▶ _Directions for this task_
For each entry below, please return its exact wording and leave out any picture.
(Beginning of Provided data)
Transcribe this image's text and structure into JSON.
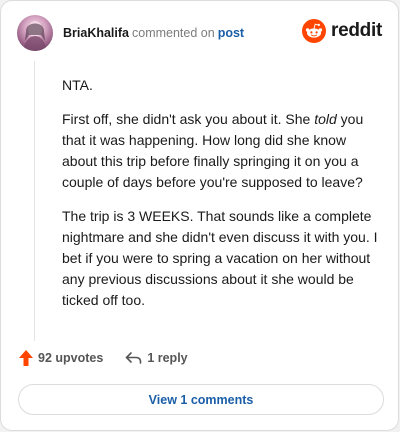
{
  "header": {
    "username": "BriaKhalifa",
    "verb": "commented on",
    "target": "post",
    "avatar_icon": "user-avatar"
  },
  "brand": {
    "name": "reddit",
    "icon": "reddit-snoo-icon",
    "color": "#ff4500"
  },
  "comment": {
    "paragraphs": [
      {
        "text": "NTA."
      },
      {
        "before": "First off, she didn't ask you about it. She ",
        "emphasis": "told",
        "after": " you that it was happening. How long did she know about this trip before finally springing it on you a couple of days before you're supposed to leave?"
      },
      {
        "text": "The trip is 3 WEEKS. That sounds like a complete nightmare and she didn't even discuss it with you. I bet if you were to spring a vacation on her without any previous discussions about it she would be ticked off too."
      }
    ]
  },
  "actions": {
    "upvotes": "92 upvotes",
    "replies": "1 reply",
    "upvote_icon": "upvote-arrow-icon",
    "reply_icon": "reply-arrow-icon",
    "upvote_color": "#ff4500"
  },
  "footer": {
    "view_comments": "View 1 comments"
  }
}
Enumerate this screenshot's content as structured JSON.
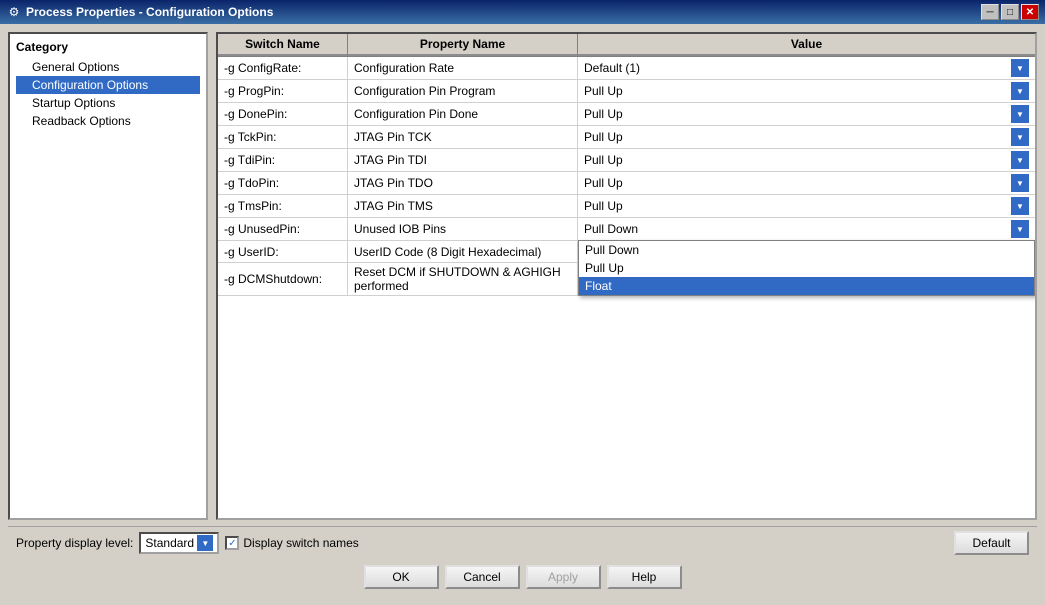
{
  "window": {
    "title": "Process Properties - Configuration Options",
    "icon": "⚙"
  },
  "title_buttons": {
    "minimize": "─",
    "maximize": "□",
    "close": "✕"
  },
  "category": {
    "label": "Category",
    "items": [
      {
        "id": "general",
        "label": "General Options",
        "level": "child",
        "selected": false
      },
      {
        "id": "configuration",
        "label": "Configuration Options",
        "level": "child",
        "selected": true
      },
      {
        "id": "startup",
        "label": "Startup Options",
        "level": "child",
        "selected": false
      },
      {
        "id": "readback",
        "label": "Readback Options",
        "level": "child",
        "selected": false
      }
    ]
  },
  "table": {
    "headers": [
      "Switch Name",
      "Property Name",
      "Value"
    ],
    "rows": [
      {
        "switch": "-g ConfigRate:",
        "property": "Configuration Rate",
        "value": "Default (1)",
        "has_dropdown": true
      },
      {
        "switch": "-g ProgPin:",
        "property": "Configuration Pin Program",
        "value": "Pull Up",
        "has_dropdown": true
      },
      {
        "switch": "-g DonePin:",
        "property": "Configuration Pin Done",
        "value": "Pull Up",
        "has_dropdown": true
      },
      {
        "switch": "-g TckPin:",
        "property": "JTAG Pin TCK",
        "value": "Pull Up",
        "has_dropdown": true
      },
      {
        "switch": "-g TdiPin:",
        "property": "JTAG Pin TDI",
        "value": "Pull Up",
        "has_dropdown": true
      },
      {
        "switch": "-g TdoPin:",
        "property": "JTAG Pin TDO",
        "value": "Pull Up",
        "has_dropdown": true
      },
      {
        "switch": "-g TmsPin:",
        "property": "JTAG Pin TMS",
        "value": "Pull Up",
        "has_dropdown": true
      },
      {
        "switch": "-g UnusedPin:",
        "property": "Unused IOB Pins",
        "value": "Pull Down",
        "has_dropdown": true,
        "dropdown_open": true
      },
      {
        "switch": "-g UserID:",
        "property": "UserID Code (8 Digit Hexadecimal)",
        "value": "",
        "has_dropdown": false
      },
      {
        "switch": "-g DCMShutdown:",
        "property": "Reset DCM if SHUTDOWN & AGHIGH performed",
        "value": "",
        "has_dropdown": false
      }
    ],
    "dropdown_options": [
      "Pull Down",
      "Pull Up",
      "Float"
    ],
    "dropdown_selected": "Float"
  },
  "toolbar": {
    "property_level_label": "Property display level:",
    "level_value": "Standard",
    "display_switch_names_label": "Display switch names",
    "default_button": "Default"
  },
  "buttons": {
    "ok": "OK",
    "cancel": "Cancel",
    "apply": "Apply",
    "help": "Help"
  }
}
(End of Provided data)
▶ _Task result_
Transcribe this image's text and structure into JSON.
{
  "header": {
    "username": "BriaKhalifa",
    "verb": "commented on",
    "target": "post",
    "avatar_icon": "user-avatar"
  },
  "brand": {
    "name": "reddit",
    "icon": "reddit-snoo-icon",
    "color": "#ff4500"
  },
  "comment": {
    "paragraphs": [
      {
        "text": "NTA."
      },
      {
        "before": "First off, she didn't ask you about it. She ",
        "emphasis": "told",
        "after": " you that it was happening. How long did she know about this trip before finally springing it on you a couple of days before you're supposed to leave?"
      },
      {
        "text": "The trip is 3 WEEKS. That sounds like a complete nightmare and she didn't even discuss it with you. I bet if you were to spring a vacation on her without any previous discussions about it she would be ticked off too."
      }
    ]
  },
  "actions": {
    "upvotes": "92 upvotes",
    "replies": "1 reply",
    "upvote_icon": "upvote-arrow-icon",
    "reply_icon": "reply-arrow-icon",
    "upvote_color": "#ff4500"
  },
  "footer": {
    "view_comments": "View 1 comments"
  }
}
Enumerate this screenshot's content as structured JSON.
{
  "window": {
    "title": "Process Properties - Configuration Options",
    "icon": "⚙"
  },
  "title_buttons": {
    "minimize": "─",
    "maximize": "□",
    "close": "✕"
  },
  "category": {
    "label": "Category",
    "items": [
      {
        "id": "general",
        "label": "General Options",
        "level": "child",
        "selected": false
      },
      {
        "id": "configuration",
        "label": "Configuration Options",
        "level": "child",
        "selected": true
      },
      {
        "id": "startup",
        "label": "Startup Options",
        "level": "child",
        "selected": false
      },
      {
        "id": "readback",
        "label": "Readback Options",
        "level": "child",
        "selected": false
      }
    ]
  },
  "table": {
    "headers": [
      "Switch Name",
      "Property Name",
      "Value"
    ],
    "rows": [
      {
        "switch": "-g ConfigRate:",
        "property": "Configuration Rate",
        "value": "Default (1)",
        "has_dropdown": true
      },
      {
        "switch": "-g ProgPin:",
        "property": "Configuration Pin Program",
        "value": "Pull Up",
        "has_dropdown": true
      },
      {
        "switch": "-g DonePin:",
        "property": "Configuration Pin Done",
        "value": "Pull Up",
        "has_dropdown": true
      },
      {
        "switch": "-g TckPin:",
        "property": "JTAG Pin TCK",
        "value": "Pull Up",
        "has_dropdown": true
      },
      {
        "switch": "-g TdiPin:",
        "property": "JTAG Pin TDI",
        "value": "Pull Up",
        "has_dropdown": true
      },
      {
        "switch": "-g TdoPin:",
        "property": "JTAG Pin TDO",
        "value": "Pull Up",
        "has_dropdown": true
      },
      {
        "switch": "-g TmsPin:",
        "property": "JTAG Pin TMS",
        "value": "Pull Up",
        "has_dropdown": true
      },
      {
        "switch": "-g UnusedPin:",
        "property": "Unused IOB Pins",
        "value": "Pull Down",
        "has_dropdown": true,
        "dropdown_open": true
      },
      {
        "switch": "-g UserID:",
        "property": "UserID Code (8 Digit Hexadecimal)",
        "value": "",
        "has_dropdown": false
      },
      {
        "switch": "-g DCMShutdown:",
        "property": "Reset DCM if SHUTDOWN & AGHIGH performed",
        "value": "",
        "has_dropdown": false
      }
    ],
    "dropdown_options": [
      "Pull Down",
      "Pull Up",
      "Float"
    ],
    "dropdown_selected": "Float"
  },
  "toolbar": {
    "property_level_label": "Property display level:",
    "level_value": "Standard",
    "display_switch_names_label": "Display switch names",
    "default_button": "Default"
  },
  "buttons": {
    "ok": "OK",
    "cancel": "Cancel",
    "apply": "Apply",
    "help": "Help"
  }
}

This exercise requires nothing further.